What is expected ::
Only lines holding "ACETCM" are wanted; copy each of them from the records below.

Data extract ::
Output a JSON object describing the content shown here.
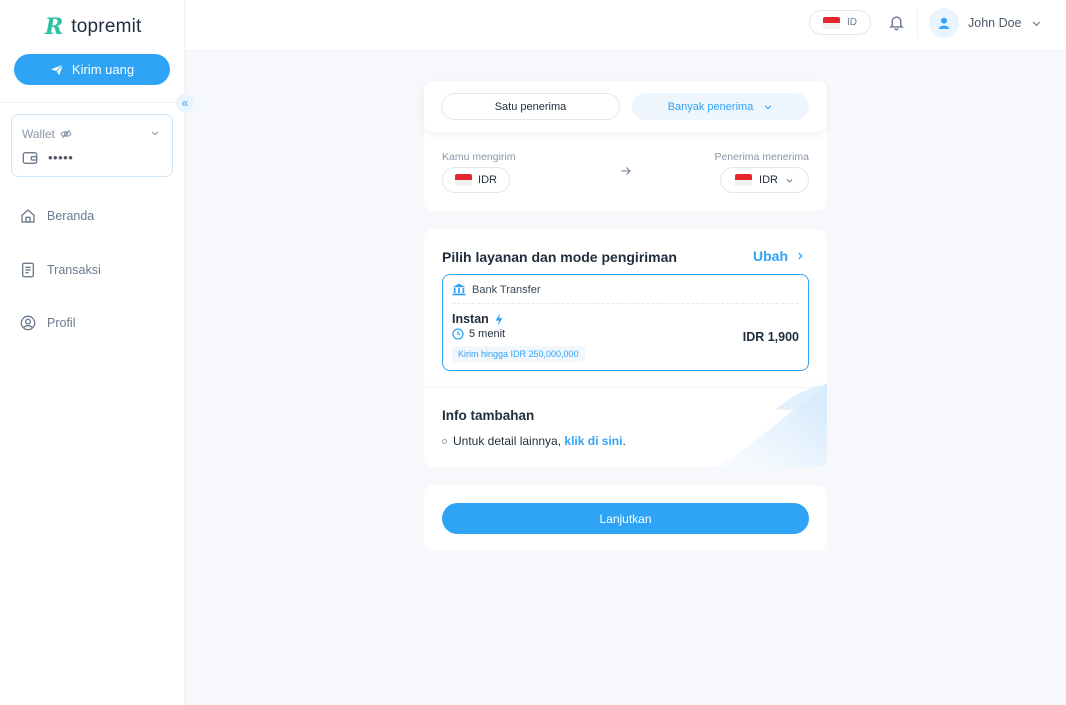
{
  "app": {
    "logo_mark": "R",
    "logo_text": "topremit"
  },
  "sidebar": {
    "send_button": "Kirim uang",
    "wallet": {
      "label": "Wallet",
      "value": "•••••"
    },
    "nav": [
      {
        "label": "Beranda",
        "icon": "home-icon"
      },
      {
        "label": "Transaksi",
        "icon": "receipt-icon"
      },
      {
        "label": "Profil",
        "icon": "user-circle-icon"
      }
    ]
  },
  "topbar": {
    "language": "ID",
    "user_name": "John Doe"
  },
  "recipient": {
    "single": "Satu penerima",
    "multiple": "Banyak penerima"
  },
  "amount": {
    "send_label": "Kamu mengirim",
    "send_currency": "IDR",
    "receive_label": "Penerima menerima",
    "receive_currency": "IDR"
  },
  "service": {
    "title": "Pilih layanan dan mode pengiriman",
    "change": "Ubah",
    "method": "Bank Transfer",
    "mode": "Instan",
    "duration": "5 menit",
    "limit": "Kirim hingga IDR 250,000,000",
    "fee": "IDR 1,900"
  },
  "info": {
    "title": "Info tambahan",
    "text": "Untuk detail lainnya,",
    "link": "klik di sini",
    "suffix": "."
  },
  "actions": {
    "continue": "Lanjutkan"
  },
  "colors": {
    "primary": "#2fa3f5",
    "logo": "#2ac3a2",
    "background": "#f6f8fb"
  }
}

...

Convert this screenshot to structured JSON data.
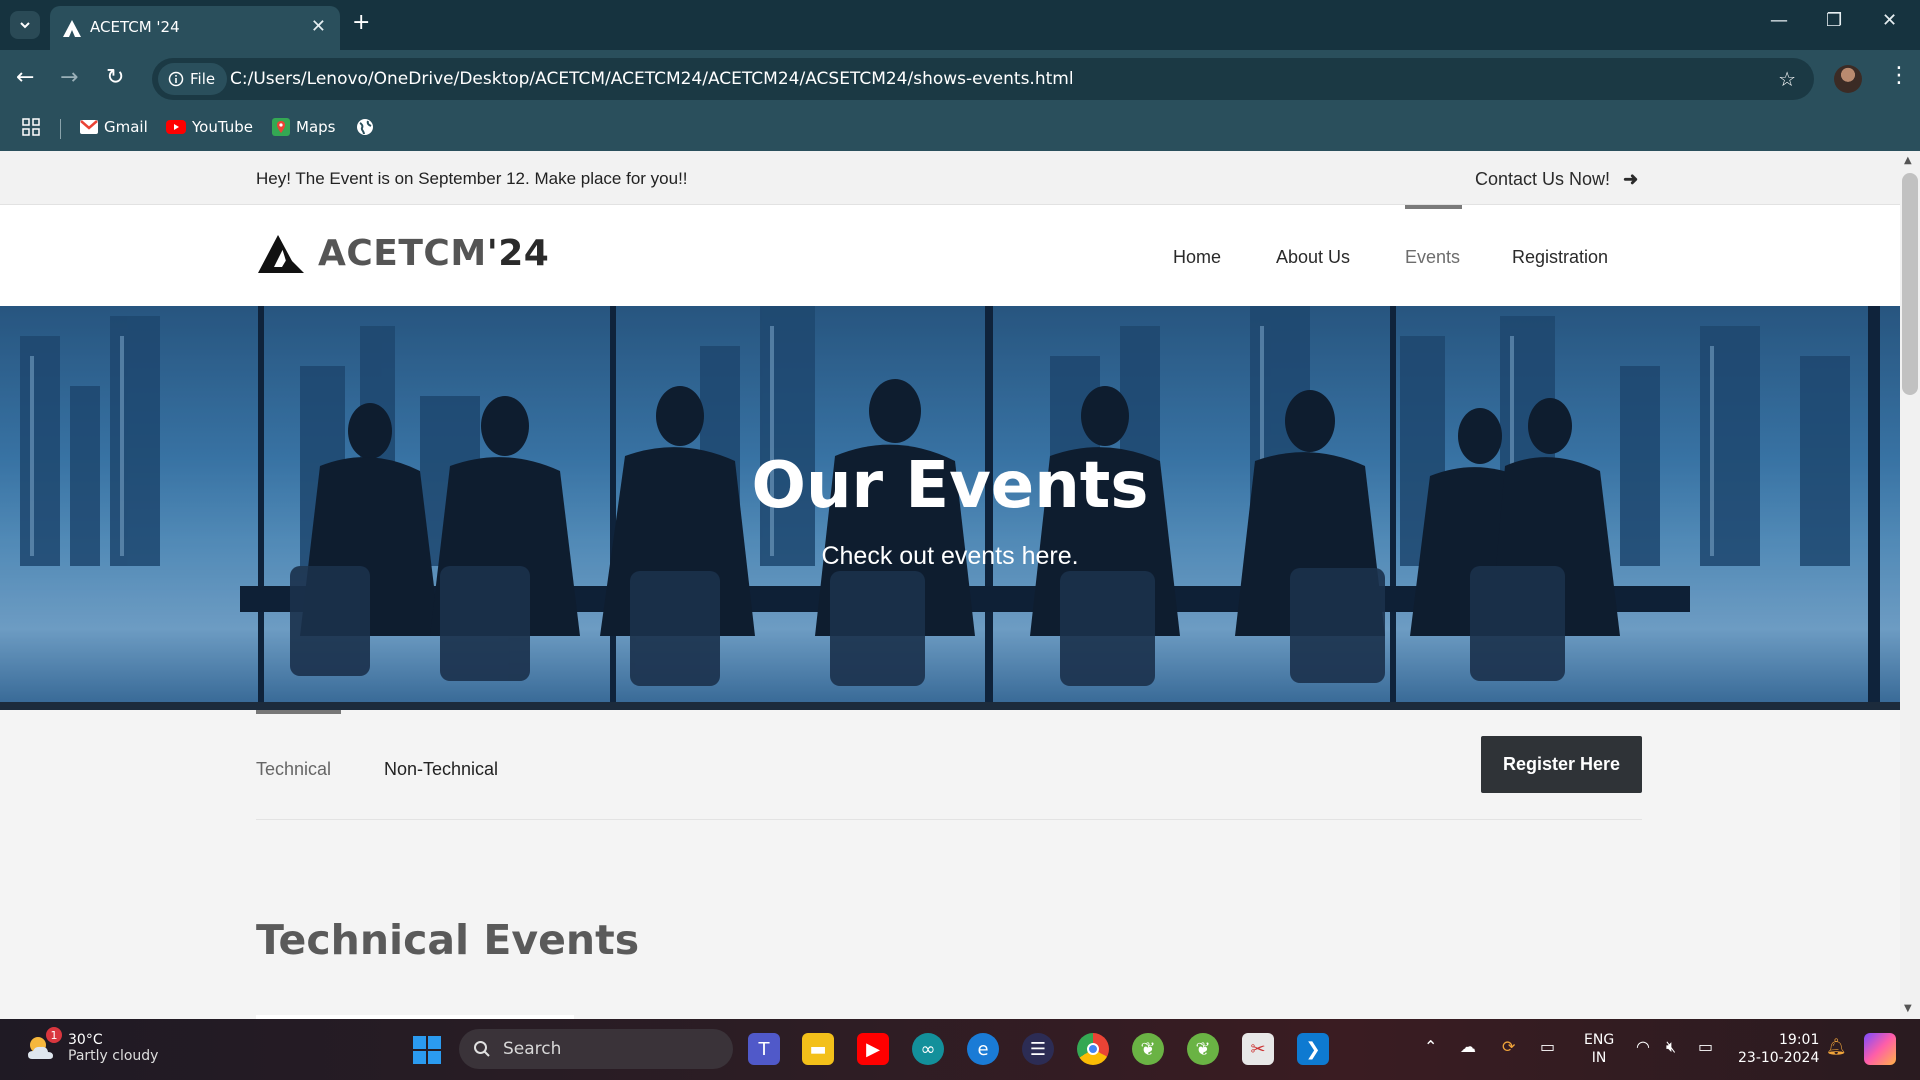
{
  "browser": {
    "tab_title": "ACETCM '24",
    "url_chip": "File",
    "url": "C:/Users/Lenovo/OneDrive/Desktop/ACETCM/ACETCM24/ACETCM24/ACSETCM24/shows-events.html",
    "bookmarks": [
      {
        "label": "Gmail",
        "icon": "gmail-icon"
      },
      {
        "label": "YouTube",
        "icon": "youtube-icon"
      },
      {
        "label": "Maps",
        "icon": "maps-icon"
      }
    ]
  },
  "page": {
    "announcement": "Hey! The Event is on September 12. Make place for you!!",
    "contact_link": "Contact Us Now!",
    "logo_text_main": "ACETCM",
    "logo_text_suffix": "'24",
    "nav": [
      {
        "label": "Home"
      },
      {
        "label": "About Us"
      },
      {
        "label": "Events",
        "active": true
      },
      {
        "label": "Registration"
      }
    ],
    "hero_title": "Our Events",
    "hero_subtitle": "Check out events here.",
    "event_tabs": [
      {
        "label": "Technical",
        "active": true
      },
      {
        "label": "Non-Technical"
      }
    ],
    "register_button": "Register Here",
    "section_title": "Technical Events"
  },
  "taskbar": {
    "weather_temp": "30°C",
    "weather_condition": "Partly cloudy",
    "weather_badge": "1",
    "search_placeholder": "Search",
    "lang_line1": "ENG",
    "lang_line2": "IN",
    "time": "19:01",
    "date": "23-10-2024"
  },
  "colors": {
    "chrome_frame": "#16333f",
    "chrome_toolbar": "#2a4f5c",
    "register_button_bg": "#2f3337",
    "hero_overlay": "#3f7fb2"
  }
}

Problem solution ::
    "tab_title": "ACETCM '24",
    "url": "C:/Users/Lenovo/OneDrive/Desktop/ACETCM/ACETCM24/ACETCM24/ACSETCM24/shows-events.html",
    "logo_text_main": "ACETCM",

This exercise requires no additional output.